As for a quote generator, Leach may literally say anything at any point, but the main key to remember is that, unlike other coaches, there's a non-0% chance that he'll yell out "YARRRR!!!" as part of his response, then steal all the gold from the assembled media personnel at bayonet-point. As long as no one in Pullman breaks down and buys him a cannon, the rest of the mainland should be spared.
The Shield (Like Fantasy Football, but for Real)
Well, the NFL returns tonight to grace us with a playoff-worthy matchup between the Kansas City Checkdowns and the New Evil Patriots. Listen, no amount of clowning on the Falcons for last season's ludicrous choke-job in the Super Bowl will have been worth the season-long slurping of Tom Brady and Bill Belichick that we're about to get. It's not that they aren't very good, they most definitely are. It's just that the N in NFL often seems to stand for 'narrative', and the league's phalanx of media hangers-on are gonna lay on the 5 Super Bowls thing mega-thick this year. Even the normally excellent NBC crew of Al Michaels and Cris Collinsworth (best football broadcast, college or pro) won't be immune tonight, and just you wait, 'enry 'iggins, for CBS' lead schmooze Jim Nantz to get a hold of a Pats game. (Mercifully, there will be no Phil Simms to join him this year, as the freshly-retired Tony Romo takes over the gig.) We'll hear about how Brady is demonstrably the best QB of all time from stem to stern this year, and Zod forbid they win the title again, which is, like, even money looking at the rest of the AFC. (Meanwhile, another year of Aaron Rodgers' prime will be wasted by a Dom Capers defense, not that I'm bitter.)

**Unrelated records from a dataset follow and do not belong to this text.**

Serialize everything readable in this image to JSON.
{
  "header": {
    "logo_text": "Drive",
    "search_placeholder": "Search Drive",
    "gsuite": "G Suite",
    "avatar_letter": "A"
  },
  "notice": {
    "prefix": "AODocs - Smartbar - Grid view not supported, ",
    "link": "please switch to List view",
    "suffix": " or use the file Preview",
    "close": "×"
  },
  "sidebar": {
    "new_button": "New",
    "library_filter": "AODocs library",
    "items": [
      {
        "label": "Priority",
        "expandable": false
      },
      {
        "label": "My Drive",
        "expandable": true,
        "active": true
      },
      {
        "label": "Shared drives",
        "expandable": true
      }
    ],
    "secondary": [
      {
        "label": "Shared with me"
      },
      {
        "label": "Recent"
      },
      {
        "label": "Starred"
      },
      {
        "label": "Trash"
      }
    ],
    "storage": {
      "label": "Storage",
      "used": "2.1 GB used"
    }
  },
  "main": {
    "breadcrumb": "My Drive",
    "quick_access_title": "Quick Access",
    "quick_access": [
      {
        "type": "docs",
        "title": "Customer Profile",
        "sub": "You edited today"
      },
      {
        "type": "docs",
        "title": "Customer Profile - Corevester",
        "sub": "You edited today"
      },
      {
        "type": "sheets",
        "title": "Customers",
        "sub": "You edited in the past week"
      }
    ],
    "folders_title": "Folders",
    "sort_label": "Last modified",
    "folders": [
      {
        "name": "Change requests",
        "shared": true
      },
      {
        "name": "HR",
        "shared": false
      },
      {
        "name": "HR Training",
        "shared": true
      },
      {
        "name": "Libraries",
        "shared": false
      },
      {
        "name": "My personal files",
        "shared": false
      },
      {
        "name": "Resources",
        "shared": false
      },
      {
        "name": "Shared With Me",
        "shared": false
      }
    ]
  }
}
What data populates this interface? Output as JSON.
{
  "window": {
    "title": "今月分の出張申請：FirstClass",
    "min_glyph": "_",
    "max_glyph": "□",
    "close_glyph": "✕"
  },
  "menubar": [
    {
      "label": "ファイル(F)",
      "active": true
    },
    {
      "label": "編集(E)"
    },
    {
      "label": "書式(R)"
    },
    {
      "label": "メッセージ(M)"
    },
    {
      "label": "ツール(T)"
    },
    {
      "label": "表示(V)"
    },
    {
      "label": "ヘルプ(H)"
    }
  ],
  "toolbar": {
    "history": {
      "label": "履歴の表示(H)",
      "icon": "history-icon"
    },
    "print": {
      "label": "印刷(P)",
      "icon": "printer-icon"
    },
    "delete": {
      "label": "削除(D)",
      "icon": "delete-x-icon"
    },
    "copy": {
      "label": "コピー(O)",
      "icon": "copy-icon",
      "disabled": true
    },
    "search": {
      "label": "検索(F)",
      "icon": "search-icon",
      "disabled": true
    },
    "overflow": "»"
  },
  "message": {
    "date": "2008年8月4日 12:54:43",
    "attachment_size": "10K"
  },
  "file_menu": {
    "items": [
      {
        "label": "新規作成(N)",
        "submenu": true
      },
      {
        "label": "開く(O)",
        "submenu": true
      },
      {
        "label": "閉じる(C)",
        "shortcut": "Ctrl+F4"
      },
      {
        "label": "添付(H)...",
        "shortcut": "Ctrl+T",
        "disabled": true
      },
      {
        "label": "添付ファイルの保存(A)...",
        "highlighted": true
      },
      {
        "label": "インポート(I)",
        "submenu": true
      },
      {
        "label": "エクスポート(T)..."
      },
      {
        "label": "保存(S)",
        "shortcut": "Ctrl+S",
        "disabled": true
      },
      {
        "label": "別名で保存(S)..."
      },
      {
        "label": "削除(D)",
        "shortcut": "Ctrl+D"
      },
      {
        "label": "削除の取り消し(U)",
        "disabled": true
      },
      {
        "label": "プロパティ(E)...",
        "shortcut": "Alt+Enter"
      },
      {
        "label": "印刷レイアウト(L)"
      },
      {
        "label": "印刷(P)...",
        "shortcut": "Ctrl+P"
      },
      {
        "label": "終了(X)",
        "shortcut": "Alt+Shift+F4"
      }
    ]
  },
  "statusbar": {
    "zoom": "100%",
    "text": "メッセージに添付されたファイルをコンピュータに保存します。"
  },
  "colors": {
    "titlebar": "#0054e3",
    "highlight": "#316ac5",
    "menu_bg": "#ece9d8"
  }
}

It's a solid second weekend, weather-permitting, with as stacked a primetime schedule as we'll see this year. Work that remote control like a veteran Saturday night, and let's all find out together how for real this Auburn team is. Remember, a loss can be overcome by strong play in the league (not that that'll do much to calm the fanbase after the game), but a win here could springboard Auburn into the Top 5, and would be as good a win as anyone has in college football at this early juncture of the season. There'll be NFL talent all over the field. It's just a matter of which team can get their QB settled sooner and who can control the line of scrimmage. (Hard-hitting football analysis right there.) Auburn has the horses for this game, but we're all still waiting to see what, if anything, we can expect to see from this offense that we haven't seen many times before. I betcha Clemson's wondering the same thing. Enjoy the games, everyone, and remember to set your fantasy teams before tonight. I'll be back on Monday.